Content starts
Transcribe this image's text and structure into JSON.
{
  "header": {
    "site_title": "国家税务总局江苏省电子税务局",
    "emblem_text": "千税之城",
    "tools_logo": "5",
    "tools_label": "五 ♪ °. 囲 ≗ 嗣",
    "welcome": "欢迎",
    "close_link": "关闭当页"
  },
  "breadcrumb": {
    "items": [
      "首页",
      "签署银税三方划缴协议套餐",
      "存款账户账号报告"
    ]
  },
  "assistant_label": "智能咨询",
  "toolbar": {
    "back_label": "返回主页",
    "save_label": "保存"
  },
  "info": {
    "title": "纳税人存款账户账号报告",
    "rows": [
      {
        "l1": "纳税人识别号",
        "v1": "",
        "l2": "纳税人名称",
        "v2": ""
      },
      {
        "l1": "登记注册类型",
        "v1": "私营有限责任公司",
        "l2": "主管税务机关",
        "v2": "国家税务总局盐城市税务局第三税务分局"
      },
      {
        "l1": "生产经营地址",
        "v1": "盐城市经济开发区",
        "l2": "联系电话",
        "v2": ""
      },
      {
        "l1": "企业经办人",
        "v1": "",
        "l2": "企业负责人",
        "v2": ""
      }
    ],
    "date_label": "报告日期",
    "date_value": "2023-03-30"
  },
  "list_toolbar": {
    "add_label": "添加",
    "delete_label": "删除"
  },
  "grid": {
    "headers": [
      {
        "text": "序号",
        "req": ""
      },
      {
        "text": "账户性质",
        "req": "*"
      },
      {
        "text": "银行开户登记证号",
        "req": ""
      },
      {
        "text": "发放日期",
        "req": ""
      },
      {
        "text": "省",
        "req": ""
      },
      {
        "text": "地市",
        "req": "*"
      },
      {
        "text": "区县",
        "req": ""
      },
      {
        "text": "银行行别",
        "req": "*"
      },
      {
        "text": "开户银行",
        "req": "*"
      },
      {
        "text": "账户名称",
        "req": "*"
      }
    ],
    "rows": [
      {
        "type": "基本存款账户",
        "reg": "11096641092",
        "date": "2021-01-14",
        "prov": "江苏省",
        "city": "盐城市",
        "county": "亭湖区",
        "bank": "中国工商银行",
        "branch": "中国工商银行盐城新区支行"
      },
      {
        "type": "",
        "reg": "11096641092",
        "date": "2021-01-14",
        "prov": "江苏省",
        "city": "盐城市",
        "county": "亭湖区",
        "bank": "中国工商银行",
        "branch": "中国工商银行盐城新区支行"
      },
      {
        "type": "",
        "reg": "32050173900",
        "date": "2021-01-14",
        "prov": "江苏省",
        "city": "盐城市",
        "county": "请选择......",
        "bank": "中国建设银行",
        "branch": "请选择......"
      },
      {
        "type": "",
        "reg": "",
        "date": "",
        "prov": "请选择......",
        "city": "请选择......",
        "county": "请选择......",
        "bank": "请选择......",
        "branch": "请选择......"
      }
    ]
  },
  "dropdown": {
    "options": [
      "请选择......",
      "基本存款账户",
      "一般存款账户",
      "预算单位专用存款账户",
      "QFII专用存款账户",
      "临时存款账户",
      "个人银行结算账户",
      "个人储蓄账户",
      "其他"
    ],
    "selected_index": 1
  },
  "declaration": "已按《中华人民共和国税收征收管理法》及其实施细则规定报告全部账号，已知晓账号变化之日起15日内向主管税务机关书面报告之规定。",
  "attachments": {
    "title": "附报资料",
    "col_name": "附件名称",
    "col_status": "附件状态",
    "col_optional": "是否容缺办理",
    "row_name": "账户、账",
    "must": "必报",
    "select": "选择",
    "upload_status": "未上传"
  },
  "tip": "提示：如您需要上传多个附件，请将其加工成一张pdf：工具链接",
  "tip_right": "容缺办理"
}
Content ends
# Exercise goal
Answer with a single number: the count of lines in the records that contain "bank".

# Your solution
4